The watchpoint will be open seven days a week and peregrine souvenirs will be available at town centre gift shop Upstairs Downstairs, with profits donated to the church.

Peregrine falcon eggs

The three peregrine falcon eggs in Cromer Church tower are expected to hatch at the end of April. - Credit: Chris Skipper

In 2020, with the church closed during the first lockdown, volunteers set up three webcams at the top of the 160ft-tall tower which broadcast a livestream of the peregrines.

The stream quickly attracted birdwatchers from all over the world, by the end of the year clocking up viewing figures of almost 200,000.

Chris Skipper and Kim Paul, from Costessey, will be the first couple to marry at Norwich Cathedral since October.

Chris Skipper, of Cromer Peregrine Project, with his wife Kim Skipper. - Credit: Chris Skipper

"It's been great. The people of Cromer love the peregrines," Mr Skipper said.

The Cromer Peregrine Project was set up in March 2019 after a pair of the birds were spotted roosting in the church tower.

Volunteers from North East Norfolk Bird Club (NENBC) then installed a nesting box, as well as a screen streaming live footage in the church cafe, and soon three chicks were hatched.

People travelled from all over the country to catch a glimpse of the family.

Cromer peregrine

People will be able to observe Cromer church's peregrines from a watchpoint starting on Monday, April 11. - Credit: Chris Skipper

Mr Skipper said the 2021 season was one of "ups and downs".

Although a pair of peregrines were present on the spire, no viable eggs were laid.

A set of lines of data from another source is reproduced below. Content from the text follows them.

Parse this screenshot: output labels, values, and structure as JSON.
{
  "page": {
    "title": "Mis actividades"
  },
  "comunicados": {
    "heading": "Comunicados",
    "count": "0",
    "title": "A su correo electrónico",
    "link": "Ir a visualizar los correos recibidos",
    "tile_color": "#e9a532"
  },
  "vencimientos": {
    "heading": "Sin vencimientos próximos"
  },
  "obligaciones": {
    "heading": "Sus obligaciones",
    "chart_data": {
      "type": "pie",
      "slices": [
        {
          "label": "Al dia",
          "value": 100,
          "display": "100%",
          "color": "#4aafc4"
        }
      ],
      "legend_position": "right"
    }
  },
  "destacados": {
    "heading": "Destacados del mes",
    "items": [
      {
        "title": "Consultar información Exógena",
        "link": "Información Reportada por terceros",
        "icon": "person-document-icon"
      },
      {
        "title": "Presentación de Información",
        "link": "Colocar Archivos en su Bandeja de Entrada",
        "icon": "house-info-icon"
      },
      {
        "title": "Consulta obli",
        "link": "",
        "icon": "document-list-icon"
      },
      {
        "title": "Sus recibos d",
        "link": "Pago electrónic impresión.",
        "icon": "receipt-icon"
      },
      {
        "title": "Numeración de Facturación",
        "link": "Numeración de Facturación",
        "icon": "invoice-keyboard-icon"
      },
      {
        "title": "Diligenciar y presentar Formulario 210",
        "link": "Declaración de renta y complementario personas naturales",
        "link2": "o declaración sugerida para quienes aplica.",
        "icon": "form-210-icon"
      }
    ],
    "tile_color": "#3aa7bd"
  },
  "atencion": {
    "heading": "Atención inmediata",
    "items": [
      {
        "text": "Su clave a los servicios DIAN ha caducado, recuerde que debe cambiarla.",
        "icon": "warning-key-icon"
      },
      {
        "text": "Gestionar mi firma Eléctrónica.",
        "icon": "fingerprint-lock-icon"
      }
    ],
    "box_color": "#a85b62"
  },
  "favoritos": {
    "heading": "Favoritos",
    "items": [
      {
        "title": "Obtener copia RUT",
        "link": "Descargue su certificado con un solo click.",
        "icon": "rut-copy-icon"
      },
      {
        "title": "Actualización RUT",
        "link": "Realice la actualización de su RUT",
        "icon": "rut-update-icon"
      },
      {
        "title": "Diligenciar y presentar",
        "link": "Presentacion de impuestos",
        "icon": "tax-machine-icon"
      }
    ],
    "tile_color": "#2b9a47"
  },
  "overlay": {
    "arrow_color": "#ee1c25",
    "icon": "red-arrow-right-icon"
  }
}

Peregrines can reach speeds of more than 200mph during their hunting dive, called a stoop, making them the fastest members of the animal kingdom.